World 91, Enactment i: recipe

A mushroom growing in the wild.

Seen the World 91 Enactment i report or story and want to try it out for yourself?

Great! Follow this guide to have a go.

You’ll be enacting a fictional fashion world in which mushrooms are hailed as spiritual guides. You’re invited to present yourself to the mushrooms, once a week, for six weeks.

You can do this Enactment individually, as part of an in-person group, or as part of a geographically distributed group connecting via email or group chat.

The fiction guiding your Enactment:

Once a week in World 91, people undertake a quiet ritual: they present themselves to the mushrooms that are widely understood as spiritual guides.

For most, this practice involves a fleeting visit to a wooded area to enable a few minutes’ connection with either visible fungi or the hidden mycelial network, and reflection on cycles of decay and regeneration.

As a sign of respect in this nature-centric culture, people take great care over what they wear for the mushroom visits. Aesthetics vary, some adopt celebratory flamboyant styles, while others opt for a more subtle approach.

The mushrooms see it all.

What you need

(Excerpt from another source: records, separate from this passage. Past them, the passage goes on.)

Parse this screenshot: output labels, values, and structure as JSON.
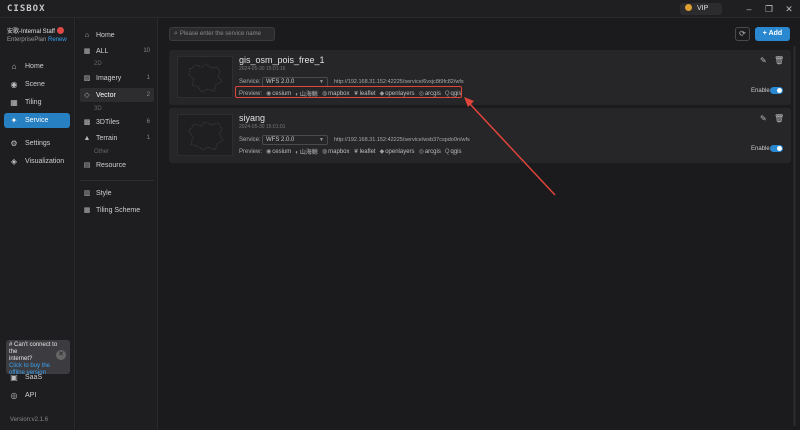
{
  "app": {
    "logo": "CISBOX",
    "vip": "VIP"
  },
  "window": {
    "minimize": "–",
    "restore": "❐",
    "close": "✕"
  },
  "user": {
    "name": "安歌-Internal Staff",
    "plan": "EnterprisePlan",
    "renew": "Renew"
  },
  "sidebar": {
    "items": [
      {
        "label": "Home",
        "icon": "home-icon"
      },
      {
        "label": "Scene",
        "icon": "globe-icon"
      },
      {
        "label": "Tiling",
        "icon": "tiling-icon"
      },
      {
        "label": "Service",
        "icon": "service-icon",
        "active": true
      },
      {
        "label": "Settings",
        "icon": "gear-icon"
      },
      {
        "label": "Visualization",
        "icon": "visualization-icon"
      }
    ],
    "bottom": [
      {
        "label": "SaaS",
        "icon": "saas-icon"
      },
      {
        "label": "API",
        "icon": "api-icon"
      }
    ],
    "offline_banner": {
      "line1": "# Can't connect to the",
      "line2": "internet?",
      "link": "Click to buy the offline version"
    },
    "version": "Version:v2.1.6"
  },
  "panel2": {
    "home": "Home",
    "all": {
      "label": "ALL",
      "count": "10"
    },
    "group_2d": "2D",
    "imagery": {
      "label": "Imagery",
      "count": "1"
    },
    "vector": {
      "label": "Vector",
      "count": "2"
    },
    "group_3d": "3D",
    "tiles3d": {
      "label": "3DTiles",
      "count": "6"
    },
    "terrain": {
      "label": "Terrain",
      "count": "1"
    },
    "group_other": "Other",
    "resource": "Resource",
    "style": "Style",
    "tiling_scheme": "Tiling Scheme"
  },
  "toolbar": {
    "search_placeholder": "Please enter the service name",
    "add_label": "+ Add"
  },
  "cards": [
    {
      "title": "gis_osm_pois_free_1",
      "date": "2024-05-30 15:01:16",
      "service_label": "Service:",
      "service_type": "WFS 2.0.0",
      "url": "http://192.168.31.152:42225/service/6vxjc8t9fc82/wfs",
      "preview_label": "Preview:",
      "previews": [
        "cesium",
        "山海鲸",
        "mapbox",
        "leaflet",
        "openlayers",
        "arcgis",
        "qgis"
      ],
      "enable_label": "Enable",
      "enabled": true
    },
    {
      "title": "siyang",
      "date": "2024-05-30 15:01:01",
      "service_label": "Service:",
      "service_type": "WFS 2.0.0",
      "url": "http://192.168.31.152:42225/service/wsb37cspdo0n/wfs",
      "preview_label": "Preview:",
      "previews": [
        "cesium",
        "山海鲸",
        "mapbox",
        "leaflet",
        "openlayers",
        "arcgis",
        "qgis"
      ],
      "enable_label": "Enable",
      "enabled": true
    }
  ],
  "colors": {
    "accent": "#2a88d0",
    "highlight": "#e0443a",
    "background": "#1b1b1d"
  }
}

You don’t need much for this Enactment!

  • Don’t buy any garments especially – work with what you already have in your wardrobe.
  • You don’t need any specialist mushroom knowledge, but if you’re keen to learn, you could borrow a mushroom identification book from your local library.
  • If you are working with a geographically dispersed group, you might want to set up a group chat.
  • Choose which day of the week you’re going to present yourself to the mushrooms. If you’re enacting the World with others, try to pick a day that suits you all.

  • For your first visit, decide what to wear to present yourself to the mushrooms. Don’t buy anything new – use what’s already in your wardrobe. What do you think the mushrooms want to see? There are no right or wrong answers!

  • Locate some mushrooms. You might need to hunt a little: wild areas with fallen trees are a good place to look. If you struggle to find any visible mushrooms, find a wild place where you can think about hidden mycelial networks.

  • Present yourself to the mushrooms! It’s up to you whether your visit is brief or lingering, and what ‘presenting yourself’ will involve. You might want to reflect on cycles of decay and regeneration. Again – there are no right or wrong answers!

  • If you wish, record your experiences in some way. If you are part of a geographically dispersed group, you could share an update with the others via a comment and photograph posted to the group chat.

  • You might want to record your experiences as yourself in the real world, or ‘in character’, i.e. as a fictional World 91 version of yourself. When writing in your World 91 voice, add MW (Mushroom World) to your comment. For example: ‘MW: I went to visit the mushrooms that my granny used to dress for when she was a girl’.

  • Repeat the previous steps every week for six weeks. Your approach to dressing and presenting yourself might evolve over the weeks, or it might stay the same.

  • After you have completed your six-week taster of World 91, take some time to reflect. You might like to use the Fashion Fictions wonder-capture activity.

Tell us about your Enactment

Have you had a go at enacting World 91? We’d love to hear how it went! Send an email to Amy with your news.

This Enactment was devised by Amy Twigger Holroyd, building on an Exploration created by Elly Platt, Talia Hussain and Martin Benes, which was in turn developed from a World contributed by Suzanne Rowland, using a Creative Commons Attribution-ShareAlike 4.0 International licence which allows others to share and adapt the work in any medium and for any purpose, providing that they credit the authors and share their material using the same Creative Commons licence.

Image credits: many thanks to Julie Ripley, Roshni Bhattacharya, Annebella Pollen, Kate Harper, Jade Lord, Talia Hussain and Sanket Haribhau Nikam.

Does this World remind you of something?

I am keen to hear about any historical or contemporary real-world examples – whether individual practices, subcultures or mainstream activities – that this fiction brings to mind.

Please share any such examples using this form. Thank you!

Published by Amy Twigger Holroyd

explorer of Fashion Fictions